The role of platelets as an early prognostic factor in preterm labor Preterm eylemde erken prognostik faktör olarak trombositlerin rolü

Aktün L. H.

Medeniyet Medical Journal, vol.32, no.2, pp.101-105, 2017 (Scopus) identifier

  • Publication Type: Article / Article
  • Volume: 32 Issue: 2
  • Publication Date: 2017
  • Doi Number: 10.5222/mmj.2017.101
  • Journal Name: Medeniyet Medical Journal
  • Journal Indexes: Scopus, TR DİZİN (ULAKBİM)
  • Page Numbers: pp.101-105
  • Keywords: Mean platelet volume, Platelet, Preterm labor
  • Istanbul Medipol University Affiliated: Yes

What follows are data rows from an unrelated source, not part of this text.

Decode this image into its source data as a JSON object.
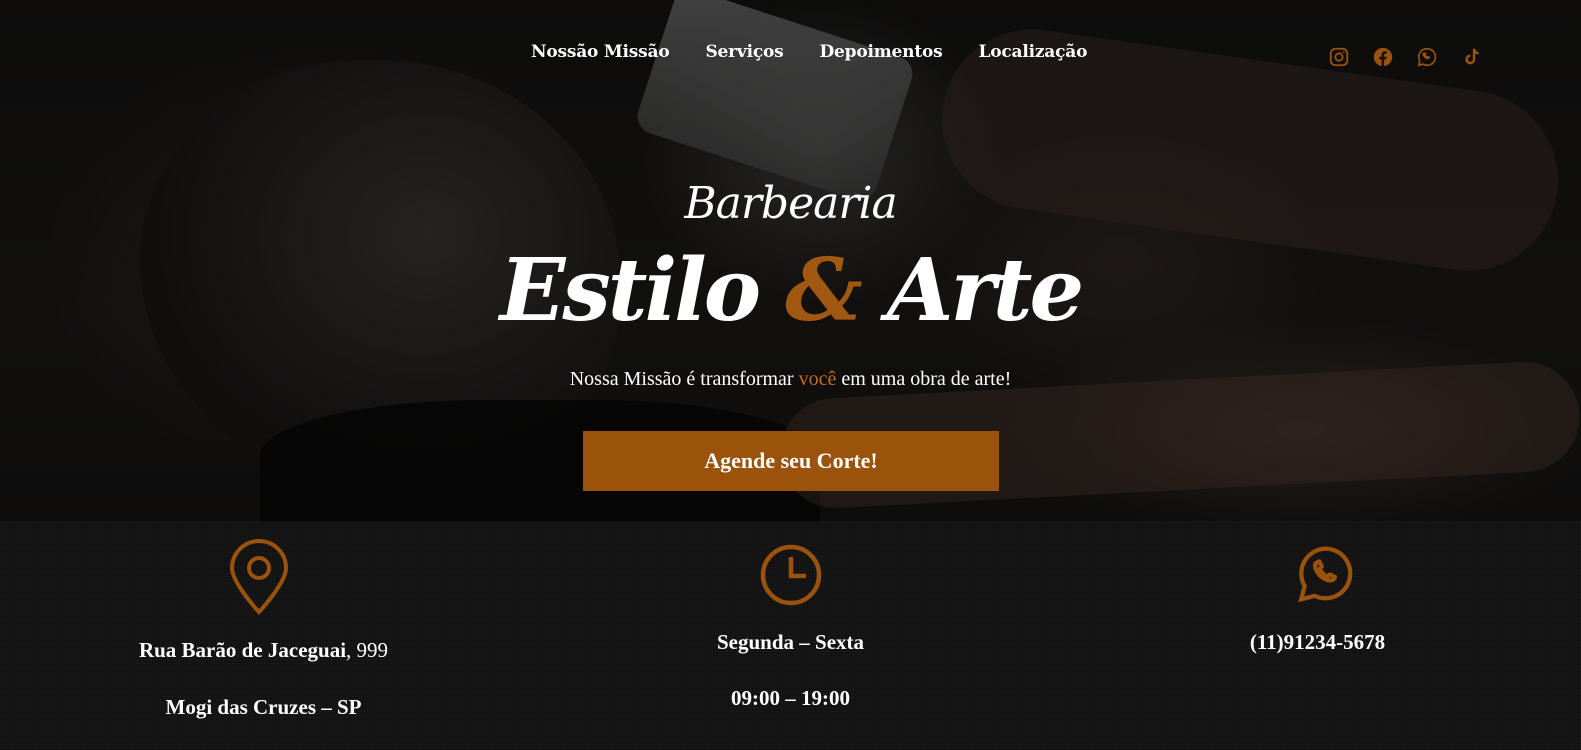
{
  "nav": {
    "items": [
      "Nossão Missão",
      "Serviços",
      "Depoimentos",
      "Localização"
    ]
  },
  "social": {
    "icons": [
      "instagram-icon",
      "facebook-icon",
      "whatsapp-icon",
      "tiktok-icon"
    ],
    "color": "#9b520b"
  },
  "hero": {
    "brand_small": "Barbearia",
    "brand_word1": "Estilo",
    "brand_amp": "&",
    "brand_word2": "Arte",
    "tagline_before": "Nossa Missão é transformar ",
    "tagline_highlight": "você",
    "tagline_after": " em uma obra de arte!",
    "cta_label": "Agende seu Corte!"
  },
  "info": {
    "address_bold": "Rua Barão de Jaceguai",
    "address_rest": ", 999",
    "city": "Mogi das Cruzes – SP",
    "days": "Segunda – Sexta",
    "hours": "09:00 – 19:00",
    "phone": "(11)91234-5678",
    "icons": [
      "location-pin-icon",
      "clock-icon",
      "whatsapp-icon"
    ]
  },
  "colors": {
    "accent": "#9b520b",
    "highlight": "#c06a1e",
    "background": "#121212"
  }
}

The aim of this study was to evaluate changes in platelet index in preterm labor and to investigate whether it has a predictive value for the diagnosis of preterm labor. Retrospectively, women with 140 preterm labor and 130 healthy pregnant women who were examined between 2013 and 2016 were included in the study. Demographic, obstetric and laboratory results (hemoglo-bin, hematocrit, white blood cell, platelet, platelet distribution width, mean platelet volume) of 270 pregnants were compared. Mean platelet volume (MPV) and hemoglobin levels were significantly lower in the preterm labor group (p<0.001, p=0.01, res-pectively). Platelet distribution width (PDW) levels were higher in the preterm labor group (p=0.05). There was no significant difference between platelet counts in both groups. Successful balance between coagulation and anticoagulation is very important for the induction and progression of the pregnancy. For this, many markers such as PDW, MPV have been studied. More recently, however, blood subtypes are thought to be able to provide clues for prognosis and diagnosis in chronic low-grade inflammatory diseases. MPV levels in preterm labor suggest that high levels of low PDW levels may be due to pathologic thrombocytic activation and inflammation. Further PDW levels may alert the obstetrician to the risk of preterm labor. However, there is a need for further study for the beneficial role of platelets in the diagnosis of preterm labor.